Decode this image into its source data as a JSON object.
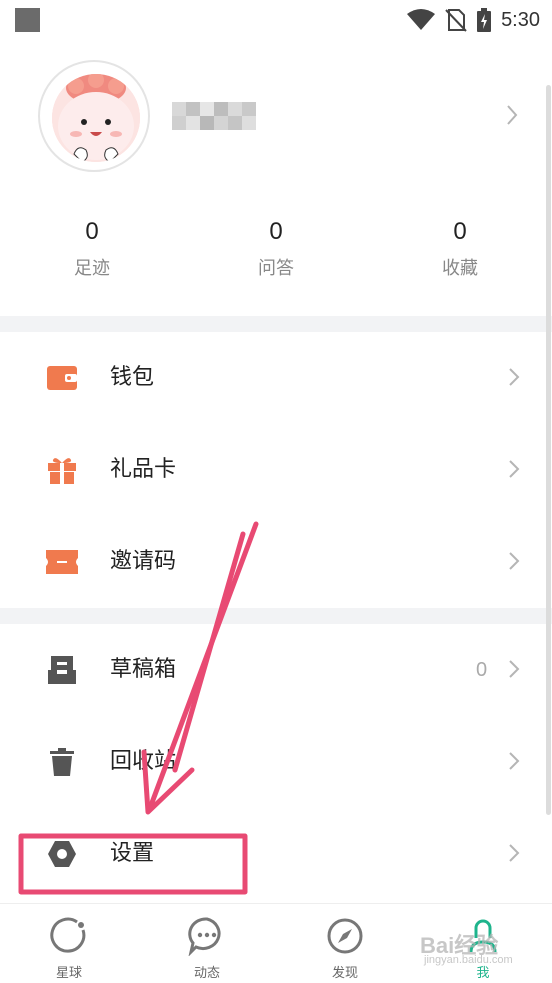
{
  "status_bar": {
    "time": "5:30"
  },
  "profile": {
    "stats": [
      {
        "value": "0",
        "label": "足迹"
      },
      {
        "value": "0",
        "label": "问答"
      },
      {
        "value": "0",
        "label": "收藏"
      }
    ]
  },
  "menu": {
    "group1": [
      {
        "label": "钱包",
        "icon": "wallet-icon"
      },
      {
        "label": "礼品卡",
        "icon": "gift-icon"
      },
      {
        "label": "邀请码",
        "icon": "ticket-icon"
      }
    ],
    "group2": [
      {
        "label": "草稿箱",
        "icon": "drafts-icon",
        "count": "0"
      },
      {
        "label": "回收站",
        "icon": "trash-icon"
      },
      {
        "label": "设置",
        "icon": "settings-hexagon-icon"
      }
    ]
  },
  "bottom_nav": [
    {
      "label": "星球",
      "icon": "planet-ring-icon",
      "active": false
    },
    {
      "label": "动态",
      "icon": "chat-bubble-icon",
      "active": false
    },
    {
      "label": "发现",
      "icon": "compass-icon",
      "active": false
    },
    {
      "label": "我",
      "icon": "profile-icon",
      "active": true
    }
  ],
  "colors": {
    "accent_orange": "#f07a4e",
    "icon_gray": "#555555",
    "active_green": "#1eb48c",
    "annotation_pink": "#e84a73"
  },
  "watermark": {
    "text": "Bai经验",
    "sub": "jingyan.baidu.com"
  }
}
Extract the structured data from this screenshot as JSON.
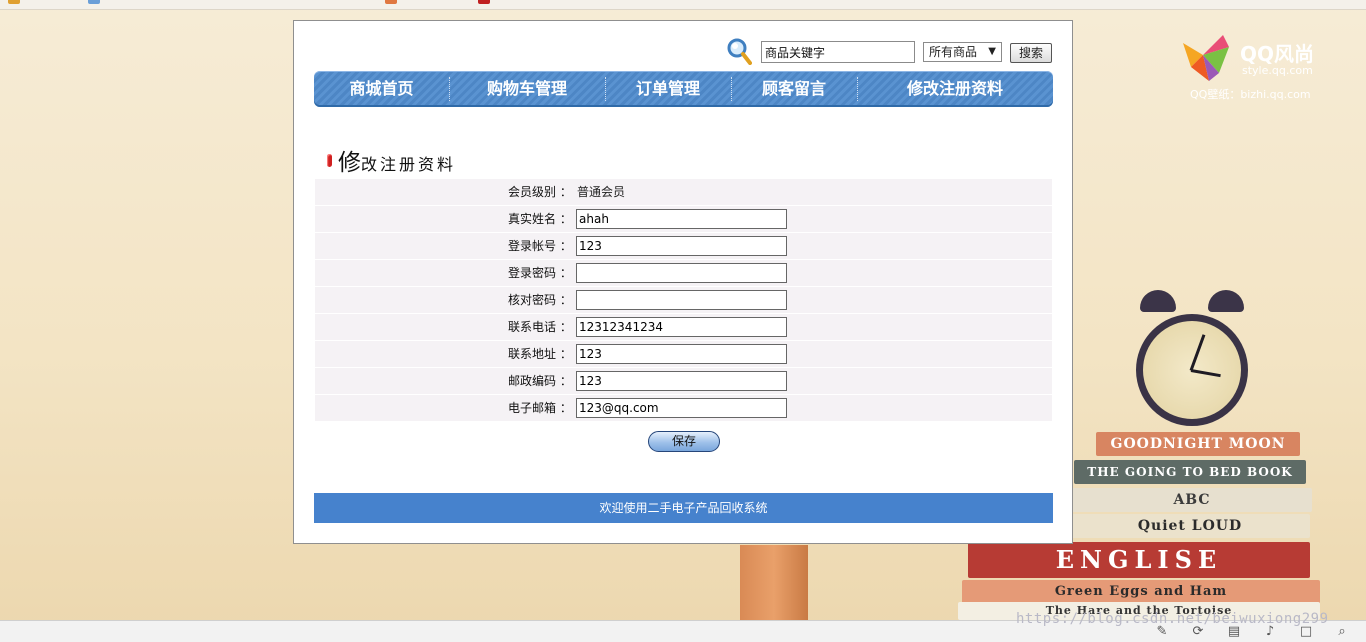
{
  "search": {
    "keyword_value": "商品关键字",
    "category_selected": "所有商品",
    "button_label": "搜索"
  },
  "nav": {
    "items": [
      "商城首页",
      "购物车管理",
      "订单管理",
      "顾客留言",
      "修改注册资料"
    ]
  },
  "page": {
    "title_first": "修",
    "title_rest": "改注册资料"
  },
  "form": {
    "member_level": {
      "label": "会员级别 ：",
      "value": "普通会员"
    },
    "fields": [
      {
        "label": "真实姓名 ：",
        "value": "ahah"
      },
      {
        "label": "登录帐号 ：",
        "value": "123"
      },
      {
        "label": "登录密码 ：",
        "value": ""
      },
      {
        "label": "核对密码 ：",
        "value": ""
      },
      {
        "label": "联系电话 ：",
        "value": "12312341234"
      },
      {
        "label": "联系地址 ：",
        "value": "123"
      },
      {
        "label": "邮政编码 ：",
        "value": "123"
      },
      {
        "label": "电子邮箱 ：",
        "value": "123@qq.com"
      }
    ],
    "save_label": "保存"
  },
  "footer": {
    "text": "欢迎使用二手电子产品回收系统"
  },
  "background": {
    "brand": "QQ风尚",
    "brand_url": "style.qq.com",
    "wallpaper_credit": "QQ壁纸：bizhi.qq.com",
    "books": [
      "GOODNIGHT MOON",
      "THE GOING TO BED BOOK",
      "ABC",
      "Quiet LOUD",
      "ENGLISE",
      "Green Eggs and Ham",
      "The Hare and the Tortoise"
    ]
  },
  "watermark": "https://blog.csdn.net/beiwuxiong299",
  "colors": {
    "nav_blue": "#4d86c5",
    "footer_blue": "#4682cd",
    "title_mark_red": "#d02020",
    "row_bg": "#f5f2f5"
  },
  "icons": [
    "search-magnifier-icon",
    "dropdown-arrow-icon",
    "title-bullet-icon"
  ]
}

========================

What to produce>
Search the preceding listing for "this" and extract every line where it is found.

The completed task>
Decode this image into its source data as a JSON object.
Extract the structured data from this screenshot as JSON.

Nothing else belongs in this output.